Write the records out again, unchanged.

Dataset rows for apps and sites

-=-=-

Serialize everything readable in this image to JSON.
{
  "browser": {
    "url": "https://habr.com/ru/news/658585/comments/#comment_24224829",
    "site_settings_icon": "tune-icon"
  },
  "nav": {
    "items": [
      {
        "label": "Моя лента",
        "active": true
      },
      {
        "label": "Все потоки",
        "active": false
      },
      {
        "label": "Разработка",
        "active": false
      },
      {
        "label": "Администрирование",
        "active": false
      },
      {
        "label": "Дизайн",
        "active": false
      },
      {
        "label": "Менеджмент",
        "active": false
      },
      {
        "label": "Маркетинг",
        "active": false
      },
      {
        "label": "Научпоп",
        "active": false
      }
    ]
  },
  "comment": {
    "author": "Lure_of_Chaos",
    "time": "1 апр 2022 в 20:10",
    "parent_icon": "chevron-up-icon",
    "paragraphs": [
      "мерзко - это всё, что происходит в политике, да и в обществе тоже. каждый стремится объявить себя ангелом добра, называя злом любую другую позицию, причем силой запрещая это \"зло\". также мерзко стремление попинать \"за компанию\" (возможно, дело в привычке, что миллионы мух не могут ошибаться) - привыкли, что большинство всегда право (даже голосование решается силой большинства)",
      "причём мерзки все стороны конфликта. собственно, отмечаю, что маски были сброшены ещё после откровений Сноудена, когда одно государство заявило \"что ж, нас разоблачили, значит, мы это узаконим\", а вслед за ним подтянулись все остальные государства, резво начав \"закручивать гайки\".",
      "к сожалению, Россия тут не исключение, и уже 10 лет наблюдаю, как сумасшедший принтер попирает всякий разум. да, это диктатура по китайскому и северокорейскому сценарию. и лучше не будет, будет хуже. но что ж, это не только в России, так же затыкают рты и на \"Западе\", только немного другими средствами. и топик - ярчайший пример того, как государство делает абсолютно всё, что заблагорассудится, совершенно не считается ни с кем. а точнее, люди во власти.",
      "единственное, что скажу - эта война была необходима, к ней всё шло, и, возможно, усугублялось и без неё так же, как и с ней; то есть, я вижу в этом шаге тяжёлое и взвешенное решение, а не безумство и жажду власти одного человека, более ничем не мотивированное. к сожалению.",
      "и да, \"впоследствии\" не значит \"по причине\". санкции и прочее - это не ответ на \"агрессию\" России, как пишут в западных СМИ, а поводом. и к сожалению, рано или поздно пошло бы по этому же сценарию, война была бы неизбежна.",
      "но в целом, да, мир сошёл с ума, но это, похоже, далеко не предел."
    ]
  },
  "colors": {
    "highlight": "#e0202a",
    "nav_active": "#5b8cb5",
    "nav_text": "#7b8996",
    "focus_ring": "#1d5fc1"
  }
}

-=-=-

REPLY:
Serialize everything readable in this image to JSON.
{
  "browser": {
    "url": "https://habr.com/ru/news/658585/comments/#comment_24224829",
    "site_settings_icon": "tune-icon"
  },
  "nav": {
    "items": [
      {
        "label": "Моя лента",
        "active": true
      },
      {
        "label": "Все потоки",
        "active": false
      },
      {
        "label": "Разработка",
        "active": false
      },
      {
        "label": "Администрирование",
        "active": false
      },
      {
        "label": "Дизайн",
        "active": false
      },
      {
        "label": "Менеджмент",
        "active": false
      },
      {
        "label": "Маркетинг",
        "active": false
      },
      {
        "label": "Научпоп",
        "active": false
      }
    ]
  },
  "comment": {
    "author": "Lure_of_Chaos",
    "time": "1 апр 2022 в 20:10",
    "parent_icon": "chevron-up-icon",
    "paragraphs": [
      "мерзко - это всё, что происходит в политике, да и в обществе тоже. каждый стремится объявить себя ангелом добра, называя злом любую другую позицию, причем силой запрещая это \"зло\". также мерзко стремление попинать \"за компанию\" (возможно, дело в привычке, что миллионы мух не могут ошибаться) - привыкли, что большинство всегда право (даже голосование решается силой большинства)",
      "причём мерзки все стороны конфликта. собственно, отмечаю, что маски были сброшены ещё после откровений Сноудена, когда одно государство заявило \"что ж, нас разоблачили, значит, мы это узаконим\", а вслед за ним подтянулись все остальные государства, резво начав \"закручивать гайки\".",
      "к сожалению, Россия тут не исключение, и уже 10 лет наблюдаю, как сумасшедший принтер попирает всякий разум. да, это диктатура по китайскому и северокорейскому сценарию. и лучше не будет, будет хуже. но что ж, это не только в России, так же затыкают рты и на \"Западе\", только немного другими средствами. и топик - ярчайший пример того, как государство делает абсолютно всё, что заблагорассудится, совершенно не считается ни с кем. а точнее, люди во власти.",
      "единственное, что скажу - эта война была необходима, к ней всё шло, и, возможно, усугублялось и без неё так же, как и с ней; то есть, я вижу в этом шаге тяжёлое и взвешенное решение, а не безумство и жажду власти одного человека, более ничем не мотивированное. к сожалению.",
      "и да, \"впоследствии\" не значит \"по причине\". санкции и прочее - это не ответ на \"агрессию\" России, как пишут в западных СМИ, а поводом. и к сожалению, рано или поздно пошло бы по этому же сценарию, война была бы неизбежна.",
      "но в целом, да, мир сошёл с ума, но это, похоже, далеко не предел."
    ]
  },
  "colors": {
    "highlight": "#e0202a",
    "nav_active": "#5b8cb5",
    "nav_text": "#7b8996",
    "focus_ring": "#1d5fc1"
  }
}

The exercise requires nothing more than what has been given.